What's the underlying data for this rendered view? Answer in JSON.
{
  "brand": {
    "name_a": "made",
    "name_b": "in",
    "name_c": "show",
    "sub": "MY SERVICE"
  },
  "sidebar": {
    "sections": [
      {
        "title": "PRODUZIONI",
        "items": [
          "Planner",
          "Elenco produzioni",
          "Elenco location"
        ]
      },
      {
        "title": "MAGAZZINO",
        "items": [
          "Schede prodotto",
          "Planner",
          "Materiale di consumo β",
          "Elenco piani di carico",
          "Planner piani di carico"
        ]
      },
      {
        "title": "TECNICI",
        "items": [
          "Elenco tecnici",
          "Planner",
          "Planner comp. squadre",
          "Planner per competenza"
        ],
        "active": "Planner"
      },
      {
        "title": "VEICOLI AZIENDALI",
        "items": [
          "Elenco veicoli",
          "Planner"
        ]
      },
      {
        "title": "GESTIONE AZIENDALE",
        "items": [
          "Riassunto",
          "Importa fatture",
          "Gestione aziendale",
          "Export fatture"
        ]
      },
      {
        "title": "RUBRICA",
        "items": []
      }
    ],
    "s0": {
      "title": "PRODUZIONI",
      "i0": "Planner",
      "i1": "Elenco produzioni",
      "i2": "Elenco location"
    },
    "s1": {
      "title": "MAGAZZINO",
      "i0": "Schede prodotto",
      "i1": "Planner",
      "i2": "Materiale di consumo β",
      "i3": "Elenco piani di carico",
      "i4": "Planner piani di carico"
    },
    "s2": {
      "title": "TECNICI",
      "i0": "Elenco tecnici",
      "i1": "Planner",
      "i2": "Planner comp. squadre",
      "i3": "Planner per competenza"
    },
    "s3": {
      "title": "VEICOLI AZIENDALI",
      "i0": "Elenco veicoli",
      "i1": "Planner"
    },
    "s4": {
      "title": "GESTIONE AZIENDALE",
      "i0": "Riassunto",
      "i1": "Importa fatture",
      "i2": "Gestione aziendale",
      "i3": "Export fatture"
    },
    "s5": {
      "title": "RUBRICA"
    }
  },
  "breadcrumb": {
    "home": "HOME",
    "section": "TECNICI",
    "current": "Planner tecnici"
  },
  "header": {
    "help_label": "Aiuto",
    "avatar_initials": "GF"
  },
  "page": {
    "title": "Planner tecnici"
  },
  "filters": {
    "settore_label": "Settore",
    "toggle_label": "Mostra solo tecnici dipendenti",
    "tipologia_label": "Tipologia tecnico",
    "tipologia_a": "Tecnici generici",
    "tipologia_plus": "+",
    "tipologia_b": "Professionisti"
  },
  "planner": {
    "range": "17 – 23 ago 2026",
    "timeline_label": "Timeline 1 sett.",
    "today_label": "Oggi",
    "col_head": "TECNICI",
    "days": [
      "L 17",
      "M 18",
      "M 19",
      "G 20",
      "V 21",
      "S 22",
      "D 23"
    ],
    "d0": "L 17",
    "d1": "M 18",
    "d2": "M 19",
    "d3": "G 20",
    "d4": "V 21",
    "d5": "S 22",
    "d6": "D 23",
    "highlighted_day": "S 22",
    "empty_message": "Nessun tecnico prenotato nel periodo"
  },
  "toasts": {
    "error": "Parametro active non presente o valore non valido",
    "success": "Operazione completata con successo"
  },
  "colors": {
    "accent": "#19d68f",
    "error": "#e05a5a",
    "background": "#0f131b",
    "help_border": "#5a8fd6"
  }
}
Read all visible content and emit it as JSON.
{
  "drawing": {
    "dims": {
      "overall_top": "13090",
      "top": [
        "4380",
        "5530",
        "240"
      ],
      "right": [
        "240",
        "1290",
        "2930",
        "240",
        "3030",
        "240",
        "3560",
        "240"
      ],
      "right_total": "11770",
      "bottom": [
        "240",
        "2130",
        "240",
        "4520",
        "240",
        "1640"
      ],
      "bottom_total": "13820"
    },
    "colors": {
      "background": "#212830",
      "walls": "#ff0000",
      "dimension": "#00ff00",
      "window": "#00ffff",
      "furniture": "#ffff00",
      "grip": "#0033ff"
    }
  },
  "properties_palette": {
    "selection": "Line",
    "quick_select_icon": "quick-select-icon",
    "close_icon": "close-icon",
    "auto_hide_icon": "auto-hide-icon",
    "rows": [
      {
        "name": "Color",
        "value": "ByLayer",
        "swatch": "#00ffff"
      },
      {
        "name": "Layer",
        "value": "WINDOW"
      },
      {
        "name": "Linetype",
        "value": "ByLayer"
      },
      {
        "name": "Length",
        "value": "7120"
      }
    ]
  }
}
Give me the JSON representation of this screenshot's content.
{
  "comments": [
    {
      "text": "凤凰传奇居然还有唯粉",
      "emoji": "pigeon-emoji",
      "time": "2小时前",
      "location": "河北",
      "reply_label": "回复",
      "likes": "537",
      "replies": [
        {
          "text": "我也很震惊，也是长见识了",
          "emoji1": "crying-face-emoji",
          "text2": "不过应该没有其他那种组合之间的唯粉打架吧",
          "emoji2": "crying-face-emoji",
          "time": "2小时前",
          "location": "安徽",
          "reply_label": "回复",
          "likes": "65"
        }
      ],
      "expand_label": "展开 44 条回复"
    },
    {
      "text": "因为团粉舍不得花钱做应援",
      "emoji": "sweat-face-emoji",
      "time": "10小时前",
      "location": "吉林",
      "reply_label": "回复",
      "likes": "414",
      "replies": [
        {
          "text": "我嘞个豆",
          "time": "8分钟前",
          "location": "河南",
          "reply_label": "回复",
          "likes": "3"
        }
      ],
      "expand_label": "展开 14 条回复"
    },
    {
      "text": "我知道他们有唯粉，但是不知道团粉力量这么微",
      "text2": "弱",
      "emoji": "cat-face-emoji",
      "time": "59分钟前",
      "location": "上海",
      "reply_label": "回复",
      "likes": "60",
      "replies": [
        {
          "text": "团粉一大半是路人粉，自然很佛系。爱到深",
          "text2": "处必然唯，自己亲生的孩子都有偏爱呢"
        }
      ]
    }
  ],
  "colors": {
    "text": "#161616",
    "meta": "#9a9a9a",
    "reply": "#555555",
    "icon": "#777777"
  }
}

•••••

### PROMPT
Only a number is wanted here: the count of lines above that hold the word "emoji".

### EXERCISE RESULT
5